◆ Input data
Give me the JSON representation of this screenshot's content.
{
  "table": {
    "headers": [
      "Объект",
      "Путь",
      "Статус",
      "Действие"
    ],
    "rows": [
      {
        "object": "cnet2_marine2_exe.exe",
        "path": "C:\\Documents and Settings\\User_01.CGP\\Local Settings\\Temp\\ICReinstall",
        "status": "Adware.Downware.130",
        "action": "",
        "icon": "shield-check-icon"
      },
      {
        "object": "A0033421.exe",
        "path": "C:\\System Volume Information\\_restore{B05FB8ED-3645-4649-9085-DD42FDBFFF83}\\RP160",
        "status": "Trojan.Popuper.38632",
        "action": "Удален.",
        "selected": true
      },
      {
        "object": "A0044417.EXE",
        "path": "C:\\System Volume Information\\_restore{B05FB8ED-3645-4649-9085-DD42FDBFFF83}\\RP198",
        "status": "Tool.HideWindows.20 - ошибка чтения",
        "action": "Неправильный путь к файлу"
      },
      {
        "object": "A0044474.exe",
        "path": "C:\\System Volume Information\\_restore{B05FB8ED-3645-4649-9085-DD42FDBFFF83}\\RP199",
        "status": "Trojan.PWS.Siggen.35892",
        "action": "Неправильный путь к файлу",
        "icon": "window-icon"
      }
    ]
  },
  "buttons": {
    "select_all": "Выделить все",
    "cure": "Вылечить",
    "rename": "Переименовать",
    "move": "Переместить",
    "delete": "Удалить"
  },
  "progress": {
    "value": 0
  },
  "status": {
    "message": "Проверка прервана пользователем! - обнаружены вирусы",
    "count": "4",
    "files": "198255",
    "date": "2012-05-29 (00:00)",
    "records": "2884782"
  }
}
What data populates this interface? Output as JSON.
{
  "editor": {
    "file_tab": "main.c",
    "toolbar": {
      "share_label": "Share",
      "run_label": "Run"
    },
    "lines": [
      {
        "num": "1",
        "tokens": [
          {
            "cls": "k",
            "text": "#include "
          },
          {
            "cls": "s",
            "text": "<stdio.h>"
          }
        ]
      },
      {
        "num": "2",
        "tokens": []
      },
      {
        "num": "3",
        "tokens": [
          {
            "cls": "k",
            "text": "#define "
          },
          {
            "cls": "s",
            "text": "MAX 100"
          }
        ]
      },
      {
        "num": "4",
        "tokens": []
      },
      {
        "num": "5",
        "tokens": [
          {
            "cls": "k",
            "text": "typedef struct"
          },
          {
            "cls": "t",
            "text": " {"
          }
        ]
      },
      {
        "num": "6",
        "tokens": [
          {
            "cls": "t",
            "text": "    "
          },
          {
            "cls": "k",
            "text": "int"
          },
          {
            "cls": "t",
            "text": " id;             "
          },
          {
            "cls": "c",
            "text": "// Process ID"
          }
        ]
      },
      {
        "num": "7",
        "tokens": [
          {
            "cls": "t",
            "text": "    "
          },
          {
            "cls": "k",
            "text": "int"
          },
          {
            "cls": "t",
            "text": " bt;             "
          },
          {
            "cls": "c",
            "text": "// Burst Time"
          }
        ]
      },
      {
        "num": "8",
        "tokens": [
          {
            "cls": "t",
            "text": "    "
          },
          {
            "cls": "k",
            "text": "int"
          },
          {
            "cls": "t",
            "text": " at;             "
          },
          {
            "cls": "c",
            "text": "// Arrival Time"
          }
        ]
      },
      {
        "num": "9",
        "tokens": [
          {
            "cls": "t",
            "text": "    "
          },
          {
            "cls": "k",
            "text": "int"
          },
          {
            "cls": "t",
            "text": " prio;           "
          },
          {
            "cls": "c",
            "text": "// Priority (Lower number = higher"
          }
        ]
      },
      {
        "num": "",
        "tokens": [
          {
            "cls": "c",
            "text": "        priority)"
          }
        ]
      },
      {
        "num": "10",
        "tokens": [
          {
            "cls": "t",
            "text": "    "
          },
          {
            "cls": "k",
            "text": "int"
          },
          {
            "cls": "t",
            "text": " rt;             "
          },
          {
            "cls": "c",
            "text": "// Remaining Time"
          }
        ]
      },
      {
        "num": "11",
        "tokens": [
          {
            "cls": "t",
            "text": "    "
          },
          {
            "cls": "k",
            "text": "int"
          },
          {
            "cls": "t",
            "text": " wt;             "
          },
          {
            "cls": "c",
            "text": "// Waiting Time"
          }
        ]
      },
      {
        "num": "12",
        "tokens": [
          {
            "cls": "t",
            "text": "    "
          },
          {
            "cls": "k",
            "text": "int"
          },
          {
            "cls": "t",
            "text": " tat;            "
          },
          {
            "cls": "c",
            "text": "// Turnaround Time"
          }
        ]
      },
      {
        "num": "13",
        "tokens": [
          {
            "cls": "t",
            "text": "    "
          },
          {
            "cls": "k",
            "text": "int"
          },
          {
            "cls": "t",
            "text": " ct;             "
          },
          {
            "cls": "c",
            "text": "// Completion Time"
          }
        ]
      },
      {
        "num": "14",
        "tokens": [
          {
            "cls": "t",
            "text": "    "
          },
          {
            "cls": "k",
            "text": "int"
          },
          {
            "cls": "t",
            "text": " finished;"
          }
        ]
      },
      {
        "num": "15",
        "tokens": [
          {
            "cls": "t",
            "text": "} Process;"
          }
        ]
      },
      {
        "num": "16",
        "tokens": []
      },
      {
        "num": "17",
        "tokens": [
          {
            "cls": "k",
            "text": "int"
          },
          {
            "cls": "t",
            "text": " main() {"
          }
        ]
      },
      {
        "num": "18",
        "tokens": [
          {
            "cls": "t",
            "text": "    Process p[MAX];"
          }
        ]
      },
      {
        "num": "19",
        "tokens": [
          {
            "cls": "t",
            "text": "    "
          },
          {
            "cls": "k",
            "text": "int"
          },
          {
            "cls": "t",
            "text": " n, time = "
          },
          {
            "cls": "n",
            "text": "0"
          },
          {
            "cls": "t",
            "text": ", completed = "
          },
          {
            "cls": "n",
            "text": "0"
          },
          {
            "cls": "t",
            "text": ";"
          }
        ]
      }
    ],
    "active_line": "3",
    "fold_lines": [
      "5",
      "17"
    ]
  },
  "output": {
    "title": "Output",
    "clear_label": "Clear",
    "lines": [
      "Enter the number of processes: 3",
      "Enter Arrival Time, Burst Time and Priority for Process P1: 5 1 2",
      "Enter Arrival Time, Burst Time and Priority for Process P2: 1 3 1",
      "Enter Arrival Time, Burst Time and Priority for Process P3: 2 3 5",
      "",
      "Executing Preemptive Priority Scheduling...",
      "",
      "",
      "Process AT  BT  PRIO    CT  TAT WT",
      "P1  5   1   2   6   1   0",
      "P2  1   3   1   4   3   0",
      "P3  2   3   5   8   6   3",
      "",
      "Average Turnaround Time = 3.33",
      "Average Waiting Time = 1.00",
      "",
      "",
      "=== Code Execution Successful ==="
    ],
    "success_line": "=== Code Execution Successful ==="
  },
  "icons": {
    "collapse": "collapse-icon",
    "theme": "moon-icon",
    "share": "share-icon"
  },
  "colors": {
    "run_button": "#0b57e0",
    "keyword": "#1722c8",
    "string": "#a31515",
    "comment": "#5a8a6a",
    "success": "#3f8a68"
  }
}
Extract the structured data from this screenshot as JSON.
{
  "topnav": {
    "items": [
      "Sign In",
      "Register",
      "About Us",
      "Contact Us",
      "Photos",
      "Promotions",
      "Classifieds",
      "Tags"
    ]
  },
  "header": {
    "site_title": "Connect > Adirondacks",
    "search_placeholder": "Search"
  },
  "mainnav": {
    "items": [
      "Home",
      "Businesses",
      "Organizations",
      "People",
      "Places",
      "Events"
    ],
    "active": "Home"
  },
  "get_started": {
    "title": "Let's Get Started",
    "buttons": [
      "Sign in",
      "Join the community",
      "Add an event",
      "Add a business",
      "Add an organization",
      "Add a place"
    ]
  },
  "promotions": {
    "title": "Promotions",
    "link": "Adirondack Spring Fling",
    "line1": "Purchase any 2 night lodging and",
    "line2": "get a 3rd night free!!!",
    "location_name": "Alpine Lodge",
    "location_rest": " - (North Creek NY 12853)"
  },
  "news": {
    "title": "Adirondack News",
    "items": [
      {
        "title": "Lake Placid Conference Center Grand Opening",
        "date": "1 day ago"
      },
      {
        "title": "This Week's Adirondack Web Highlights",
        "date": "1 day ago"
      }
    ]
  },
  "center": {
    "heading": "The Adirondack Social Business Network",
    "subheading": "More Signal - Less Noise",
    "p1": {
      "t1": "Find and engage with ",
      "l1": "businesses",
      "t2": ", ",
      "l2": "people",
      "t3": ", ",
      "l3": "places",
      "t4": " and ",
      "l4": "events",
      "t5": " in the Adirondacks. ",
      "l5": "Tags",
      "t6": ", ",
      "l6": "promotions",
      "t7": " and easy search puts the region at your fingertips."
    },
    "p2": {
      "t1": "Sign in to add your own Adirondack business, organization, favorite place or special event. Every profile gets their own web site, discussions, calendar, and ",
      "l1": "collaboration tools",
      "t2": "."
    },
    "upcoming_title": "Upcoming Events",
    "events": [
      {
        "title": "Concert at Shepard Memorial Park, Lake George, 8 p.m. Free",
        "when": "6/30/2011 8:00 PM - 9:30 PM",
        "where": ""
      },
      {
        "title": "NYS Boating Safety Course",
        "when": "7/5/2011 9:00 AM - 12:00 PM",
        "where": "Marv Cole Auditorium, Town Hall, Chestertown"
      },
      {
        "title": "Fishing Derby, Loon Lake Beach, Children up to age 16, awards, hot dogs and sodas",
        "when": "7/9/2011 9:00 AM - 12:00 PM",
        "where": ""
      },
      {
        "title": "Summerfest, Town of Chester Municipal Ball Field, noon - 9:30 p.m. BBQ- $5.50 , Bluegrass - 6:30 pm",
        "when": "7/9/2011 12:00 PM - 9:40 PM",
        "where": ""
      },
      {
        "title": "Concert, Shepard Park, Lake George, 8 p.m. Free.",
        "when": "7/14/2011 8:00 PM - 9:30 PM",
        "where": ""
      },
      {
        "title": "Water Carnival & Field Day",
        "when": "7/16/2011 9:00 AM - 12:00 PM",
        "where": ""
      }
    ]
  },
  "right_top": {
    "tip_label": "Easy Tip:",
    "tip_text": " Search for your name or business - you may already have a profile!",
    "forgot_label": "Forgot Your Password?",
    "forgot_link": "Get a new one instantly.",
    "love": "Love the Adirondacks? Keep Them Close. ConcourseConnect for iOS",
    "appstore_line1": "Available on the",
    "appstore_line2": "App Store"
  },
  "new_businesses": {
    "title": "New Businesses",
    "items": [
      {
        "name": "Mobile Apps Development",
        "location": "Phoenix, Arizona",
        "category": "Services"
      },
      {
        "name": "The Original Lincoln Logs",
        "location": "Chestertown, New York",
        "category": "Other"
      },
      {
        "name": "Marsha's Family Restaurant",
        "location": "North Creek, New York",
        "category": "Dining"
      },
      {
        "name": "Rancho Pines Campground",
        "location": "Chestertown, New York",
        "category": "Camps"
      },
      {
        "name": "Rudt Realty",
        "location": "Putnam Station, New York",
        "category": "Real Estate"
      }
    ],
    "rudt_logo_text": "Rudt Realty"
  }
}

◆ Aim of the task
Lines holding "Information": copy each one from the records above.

◆ Exercise result
        "path": "C:\\System Volume Information\\_restore{B05FB8ED-3645-4649-9085-DD42FDBFFF83}\\RP160",
        "path": "C:\\System Volume Information\\_restore{B05FB8ED-3645-4649-9085-DD42FDBFFF83}\\RP198",
        "path": "C:\\System Volume Information\\_restore{B05FB8ED-3645-4649-9085-DD42FDBFFF83}\\RP199",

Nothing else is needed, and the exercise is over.